News Updates
20 Aug 2018
Diabetes: The insulin pill may finally be here

Individuals with type 1 diabetes must inject themselves with the required dose of insulin daily to manage their condition. In the future, injections may no longer be necessary; scientists are developing a viable way of delivering insulin in pill form.

Type 1 diabetes is a less widespread form of the disease that, unlike type 2 diabetes, is often hereditary and non-preventable.

In type 1 diabetes, the immune system wrongly attacks and damages the cells of the pancreas that produce insulin, a hormone that is key to regulating blood sugar levels.

Unmanaged, type 1 diabetes could cause many health problems due to the unregulated blood sugar levels.

To prevent complications and keep the condition under control, people diagnosed with this type of diabetes must receive daily doses of insulin delivered into the bloodstream through either injections or insulin pumps.

But these methods are cumbersome, and multiple daily injections are disruptive and unpleasant — especially to individuals who may have needle phobia.

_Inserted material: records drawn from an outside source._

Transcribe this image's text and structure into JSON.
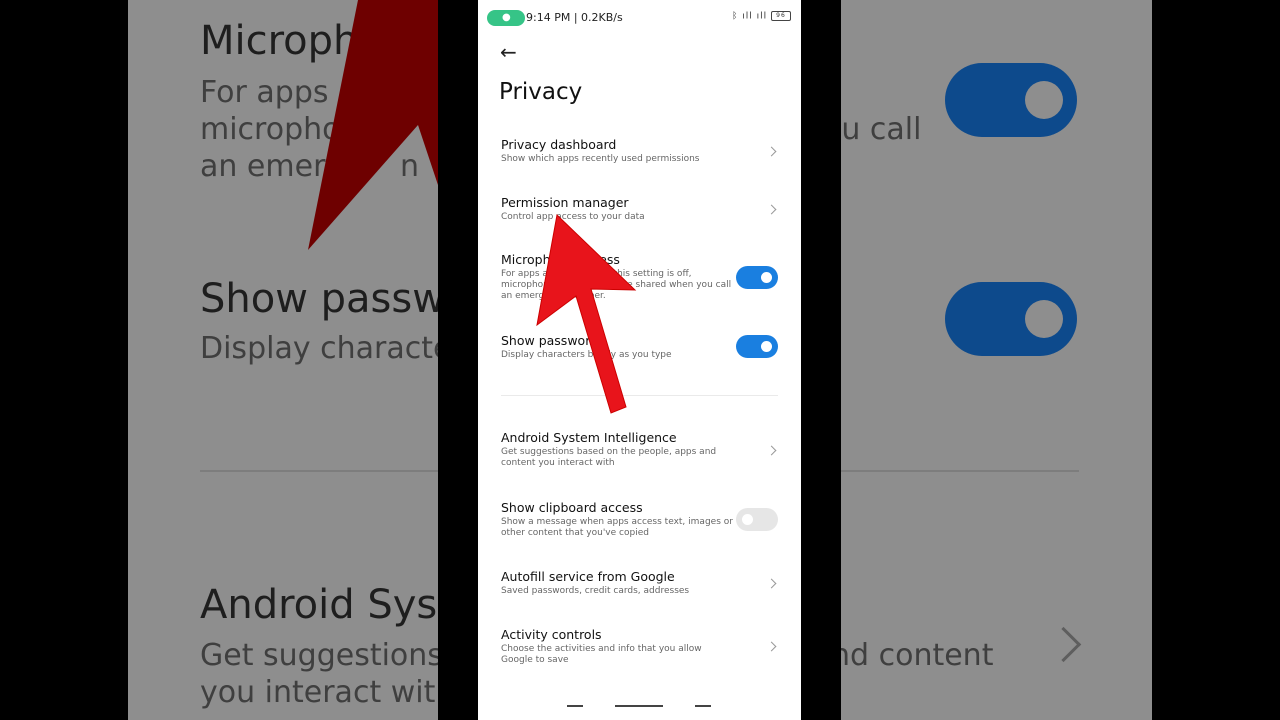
{
  "background_zoom": {
    "left_title_1": "Microph",
    "left_sub_1a": "For apps",
    "left_sub_1b": "micropho",
    "left_sub_1c": "an emer",
    "left_sub_1d": "n",
    "left_title_2": "Show passwo",
    "left_sub_2": "Display characte",
    "left_title_3": "Android Syst",
    "left_sub_3a": "Get suggestions",
    "left_sub_3b": "you interact wit",
    "right_sub_1": "ou call",
    "right_sub_3": "nd content"
  },
  "status_bar": {
    "mic_icon": "mic-icon",
    "time_speed": "9:14 PM | 0.2KB/s",
    "signal": "ᛒ ıll ıll",
    "battery": "96"
  },
  "header": {
    "back_icon": "←",
    "title": "Privacy"
  },
  "items": [
    {
      "title": "Privacy dashboard",
      "subtitle": "Show which apps recently used permissions"
    },
    {
      "title": "Permission manager",
      "subtitle": "Control app access to your data"
    },
    {
      "title": "Microphone access",
      "subtitle": "For apps and services. If this setting is off, microphone data may still be shared when you call an emergency number.",
      "toggle": "on"
    },
    {
      "title": "Show passwords",
      "subtitle": "Display characters briefly as you type",
      "toggle": "on"
    },
    {
      "title": "Android System Intelligence",
      "subtitle": "Get suggestions based on the people, apps and content you interact with"
    },
    {
      "title": "Show clipboard access",
      "subtitle": "Show a message when apps access text, images or other content that you've copied",
      "toggle": "off"
    },
    {
      "title": "Autofill service from Google",
      "subtitle": "Saved passwords, credit cards, addresses"
    },
    {
      "title": "Activity controls",
      "subtitle": "Choose the activities and info that you allow Google to save"
    }
  ],
  "colors": {
    "toggle_on": "#1a7fe0",
    "toggle_off": "#e6e6e6",
    "annotation_arrow": "#e8141b",
    "mic_pill": "#36c487"
  }
}
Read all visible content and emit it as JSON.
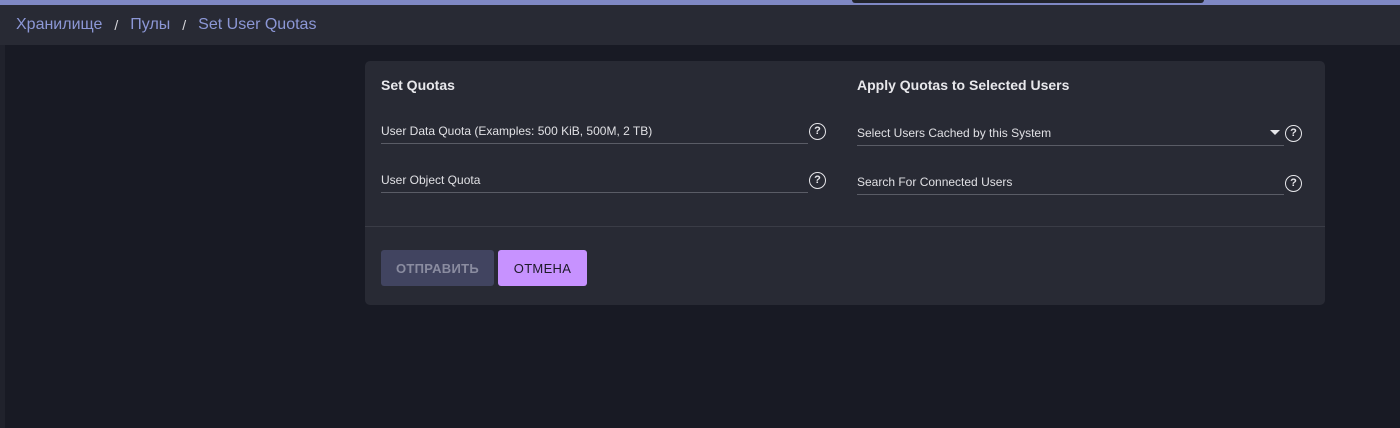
{
  "breadcrumb": {
    "items": [
      "Хранилище",
      "Пулы",
      "Set User Quotas"
    ],
    "separator": "/"
  },
  "set_quotas": {
    "title": "Set Quotas",
    "user_data_quota_label": "User Data Quota (Examples: 500 KiB, 500M, 2 TB)",
    "user_object_quota_label": "User Object Quota"
  },
  "apply_quotas": {
    "title": "Apply Quotas to Selected Users",
    "select_users_label": "Select Users Cached by this System",
    "search_users_label": "Search For Connected Users"
  },
  "help_glyph": "?",
  "buttons": {
    "submit_label": "ОТПРАВИТЬ",
    "cancel_label": "ОТМЕНА"
  },
  "colors": {
    "accent": "#c792ff",
    "link": "#8c97d6",
    "card_bg": "#282a34",
    "page_bg": "#181a24"
  },
  "icons": {
    "help": "help-circle-icon",
    "dropdown": "caret-down-icon"
  }
}
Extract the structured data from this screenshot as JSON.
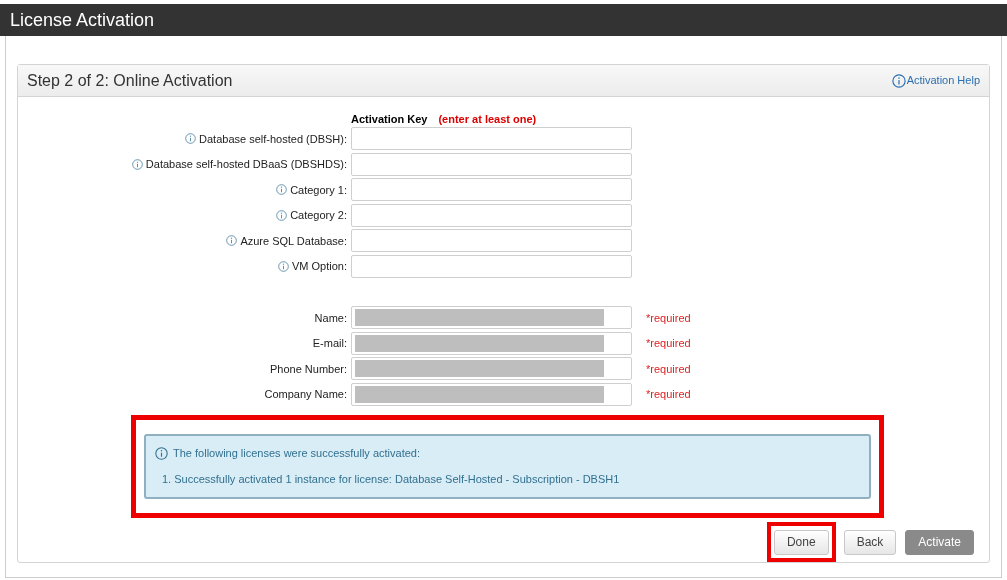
{
  "window": {
    "title": "License Activation"
  },
  "panel": {
    "title": "Step 2 of 2: Online Activation",
    "help_link": "Activation Help"
  },
  "activation_keys": {
    "heading": "Activation Key",
    "hint": "(enter at least one)",
    "fields": [
      {
        "label": "Database self-hosted (DBSH):"
      },
      {
        "label": "Database self-hosted DBaaS (DBSHDS):"
      },
      {
        "label": "Category 1:"
      },
      {
        "label": "Category 2:"
      },
      {
        "label": "Azure SQL Database:"
      },
      {
        "label": "VM Option:"
      }
    ]
  },
  "contact_fields": [
    {
      "label": "Name:",
      "redacted": true,
      "note": "*required"
    },
    {
      "label": "E-mail:",
      "redacted": true,
      "note": "*required"
    },
    {
      "label": "Phone Number:",
      "redacted": true,
      "note": "*required"
    },
    {
      "label": "Company Name:",
      "redacted": true,
      "note": "*required"
    }
  ],
  "alert": {
    "highlighted": true,
    "message": "The following licenses were successfully activated:",
    "items": [
      "1. Successfully activated 1 instance for license: Database Self-Hosted - Subscription - DBSH1"
    ]
  },
  "buttons": [
    {
      "label": "Done",
      "highlighted": true,
      "disabled": false
    },
    {
      "label": "Back",
      "highlighted": false,
      "disabled": false
    },
    {
      "label": "Activate",
      "highlighted": false,
      "disabled": true
    }
  ]
}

Administering insulin orally, in pill form, would be a preferable alternative. But unfortunately, insulin quickly deteriorates when coming into contact with gastric acid, or digestive enzymes.

And, researchers have so far been unsuccessful in their attempts to develop a coating that would safely carry insulin beyond the obstacles of the digestive system and into the bloodstream.

Recently, however, a team of specialists from the Harvard John A. Paulson School of Engineering and Applied Sciences in Cambridge, MA, have come up with a pill that, they say, is able to do this job.

"Once ingested, insulin must navigate a challenging obstacle course before it can be effectively absorbed into the bloodstream," says senior study author Samir Mitragotri.

Mitragotri and team describe their research, and the insulin-delivering pill they developed, in an article now published in the journal PNAS.